In an attempt to address this trend, Ravi Boppana ’86, a research affiliate with the Department of Mathematics, helped launch the Advantage Testing Foundation Math Prize for Girls, which marked its 10th anniversary with a record 285 middle and high school female students from the United States and Canada arriving at MIT to compete for $60,000 in cash prizes.
“Girls perform as well as or better than boys in math classes in grade school, but there is an alarming drop-off in the number of young women who study math in college and pursue math-related careers,” Boppana said. “We created the Math Prize for Girls to help debunk gender stereotypes, and to support young women who see higher-level mathematics as a pursuit that is challenging, fun, and incredibly rewarding.”

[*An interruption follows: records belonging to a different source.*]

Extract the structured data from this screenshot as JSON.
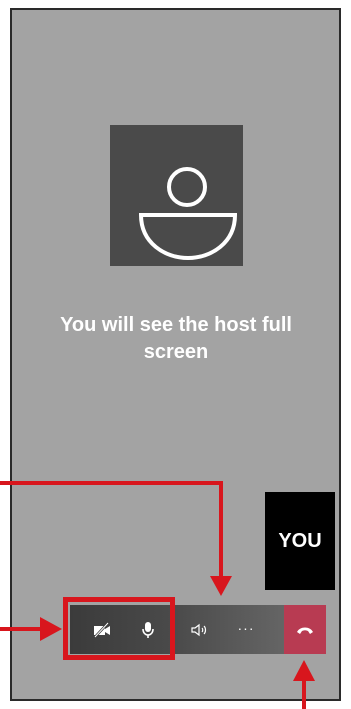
{
  "screen": {
    "host_message": "You will see the host full screen",
    "self_view_label": "YOU"
  },
  "toolbar": {
    "buttons": [
      {
        "name": "camera-off-icon",
        "label": ""
      },
      {
        "name": "microphone-icon",
        "label": ""
      },
      {
        "name": "speaker-icon",
        "label": ""
      },
      {
        "name": "more-options-icon",
        "label": "···"
      },
      {
        "name": "end-call-icon",
        "label": ""
      }
    ]
  },
  "colors": {
    "annotation": "#d8161d",
    "end_call": "#b83b52",
    "background": "#a3a3a3"
  }
}
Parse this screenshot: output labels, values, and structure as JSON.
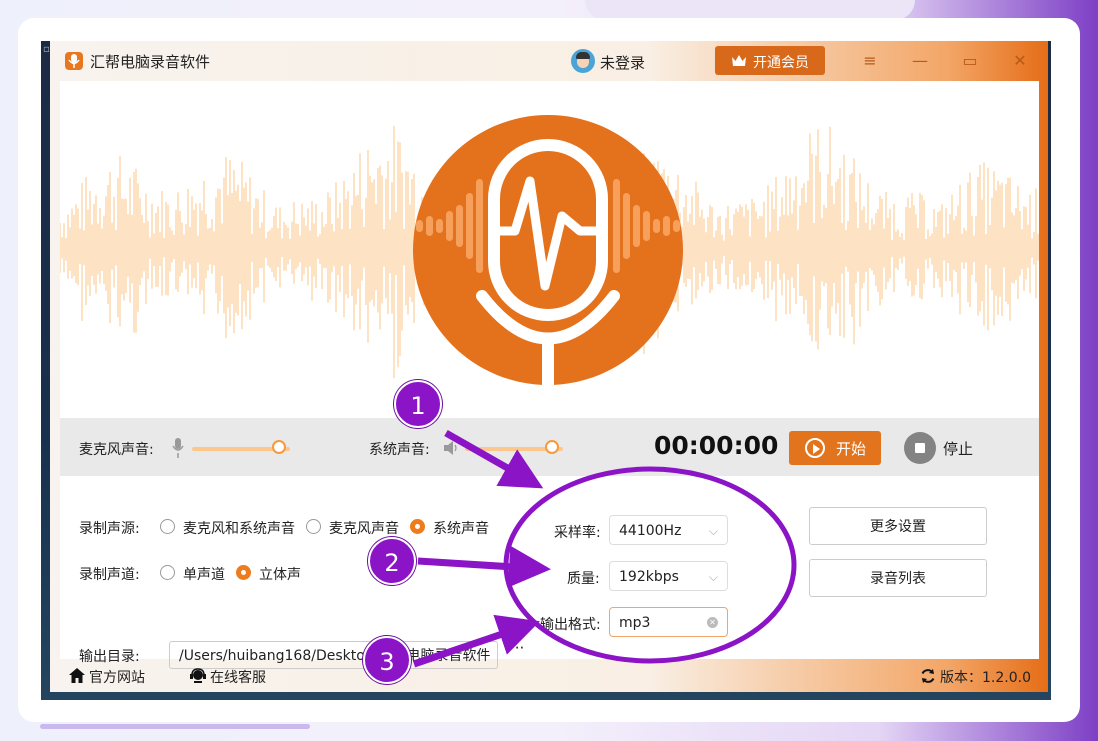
{
  "app": {
    "title": "汇帮电脑录音软件",
    "user_label": "未登录",
    "vip_button": "开通会员"
  },
  "controls": {
    "mic_label": "麦克风声音:",
    "system_label": "系统声音:",
    "mic_level": 0.86,
    "system_level": 0.86,
    "timer": "00:00:00",
    "start_label": "开始",
    "stop_label": "停止"
  },
  "settings": {
    "source_label": "录制声源:",
    "source_options": [
      "麦克风和系统声音",
      "麦克风声音",
      "系统声音"
    ],
    "source_selected": "系统声音",
    "channel_label": "录制声道:",
    "channel_options": [
      "单声道",
      "立体声"
    ],
    "channel_selected": "立体声",
    "output_dir_label": "输出目录:",
    "output_dir_value": "/Users/huibang168/Desktop/汇帮电脑录音软件",
    "browse_label": "···",
    "sample_rate_label": "采样率:",
    "sample_rate_value": "44100Hz",
    "quality_label": "质量:",
    "quality_value": "192kbps",
    "format_label": "输出格式:",
    "format_value": "mp3",
    "more_settings_button": "更多设置",
    "recording_list_button": "录音列表"
  },
  "footer": {
    "website_label": "官方网站",
    "support_label": "在线客服",
    "version_label": "版本：1.2.0.0"
  },
  "annotations": [
    "1",
    "2",
    "3"
  ],
  "colors": {
    "accent": "#e2741d",
    "annotation": "#8a14c6",
    "waveform": "#fcd5ab"
  }
}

For more on this topic read the article in the MIT News, “Math Prize for Girls competition helps to close the gender gap in mathematics” featuring Michael Sipser, dean of the MIT School of Science and the Donner Professor of Mathematics; Department of Mathematics Head Michel Goemans; Ioana Dumitriu, ’03, a math professor at the University of Washington; and a list of programs designed to prepare students, including women, with supplemental education opportunities.